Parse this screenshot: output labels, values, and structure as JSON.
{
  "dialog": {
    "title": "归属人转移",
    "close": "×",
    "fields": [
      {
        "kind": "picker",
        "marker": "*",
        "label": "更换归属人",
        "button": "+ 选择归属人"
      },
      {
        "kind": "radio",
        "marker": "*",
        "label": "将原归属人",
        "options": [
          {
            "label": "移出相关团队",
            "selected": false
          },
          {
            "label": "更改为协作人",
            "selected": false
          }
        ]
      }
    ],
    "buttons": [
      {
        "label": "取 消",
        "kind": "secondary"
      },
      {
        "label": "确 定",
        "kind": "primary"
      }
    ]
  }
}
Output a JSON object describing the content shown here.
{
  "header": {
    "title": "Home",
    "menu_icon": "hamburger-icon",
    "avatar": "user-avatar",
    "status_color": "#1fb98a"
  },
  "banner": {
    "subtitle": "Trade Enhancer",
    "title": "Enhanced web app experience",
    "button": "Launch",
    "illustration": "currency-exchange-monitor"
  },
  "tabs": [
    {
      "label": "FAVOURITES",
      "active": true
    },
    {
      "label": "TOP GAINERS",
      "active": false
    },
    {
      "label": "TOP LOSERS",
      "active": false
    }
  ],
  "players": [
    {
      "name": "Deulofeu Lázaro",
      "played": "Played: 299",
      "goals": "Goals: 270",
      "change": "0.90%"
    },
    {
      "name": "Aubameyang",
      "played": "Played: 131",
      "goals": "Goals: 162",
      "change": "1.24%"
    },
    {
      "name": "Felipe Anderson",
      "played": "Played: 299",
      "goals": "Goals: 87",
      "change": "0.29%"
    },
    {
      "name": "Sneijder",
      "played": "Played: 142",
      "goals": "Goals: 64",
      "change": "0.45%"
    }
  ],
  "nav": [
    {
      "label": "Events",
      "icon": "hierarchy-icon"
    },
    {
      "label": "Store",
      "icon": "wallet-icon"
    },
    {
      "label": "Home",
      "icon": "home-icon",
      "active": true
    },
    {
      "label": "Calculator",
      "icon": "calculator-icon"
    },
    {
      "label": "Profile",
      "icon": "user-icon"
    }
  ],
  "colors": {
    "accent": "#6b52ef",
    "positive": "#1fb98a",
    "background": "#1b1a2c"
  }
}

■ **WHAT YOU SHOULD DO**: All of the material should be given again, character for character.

■ **OUTPUT OF THE EXERCISE**:
Parse this screenshot: output labels, values, and structure as JSON.
{
  "dialog": {
    "title": "归属人转移",
    "close": "×",
    "fields": [
      {
        "kind": "picker",
        "marker": "*",
        "label": "更换归属人",
        "button": "+ 选择归属人"
      },
      {
        "kind": "radio",
        "marker": "*",
        "label": "将原归属人",
        "options": [
          {
            "label": "移出相关团队",
            "selected": false
          },
          {
            "label": "更改为协作人",
            "selected": false
          }
        ]
      }
    ],
    "buttons": [
      {
        "label": "取 消",
        "kind": "secondary"
      },
      {
        "label": "确 定",
        "kind": "primary"
      }
    ]
  }
}
Output a JSON object describing the content shown here.
{
  "header": {
    "title": "Home",
    "menu_icon": "hamburger-icon",
    "avatar": "user-avatar",
    "status_color": "#1fb98a"
  },
  "banner": {
    "subtitle": "Trade Enhancer",
    "title": "Enhanced web app experience",
    "button": "Launch",
    "illustration": "currency-exchange-monitor"
  },
  "tabs": [
    {
      "label": "FAVOURITES",
      "active": true
    },
    {
      "label": "TOP GAINERS",
      "active": false
    },
    {
      "label": "TOP LOSERS",
      "active": false
    }
  ],
  "players": [
    {
      "name": "Deulofeu Lázaro",
      "played": "Played: 299",
      "goals": "Goals: 270",
      "change": "0.90%"
    },
    {
      "name": "Aubameyang",
      "played": "Played: 131",
      "goals": "Goals: 162",
      "change": "1.24%"
    },
    {
      "name": "Felipe Anderson",
      "played": "Played: 299",
      "goals": "Goals: 87",
      "change": "0.29%"
    },
    {
      "name": "Sneijder",
      "played": "Played: 142",
      "goals": "Goals: 64",
      "change": "0.45%"
    }
  ],
  "nav": [
    {
      "label": "Events",
      "icon": "hierarchy-icon"
    },
    {
      "label": "Store",
      "icon": "wallet-icon"
    },
    {
      "label": "Home",
      "icon": "home-icon",
      "active": true
    },
    {
      "label": "Calculator",
      "icon": "calculator-icon"
    },
    {
      "label": "Profile",
      "icon": "user-icon"
    }
  ],
  "colors": {
    "accent": "#6b52ef",
    "positive": "#1fb98a",
    "background": "#1b1a2c"
  }
}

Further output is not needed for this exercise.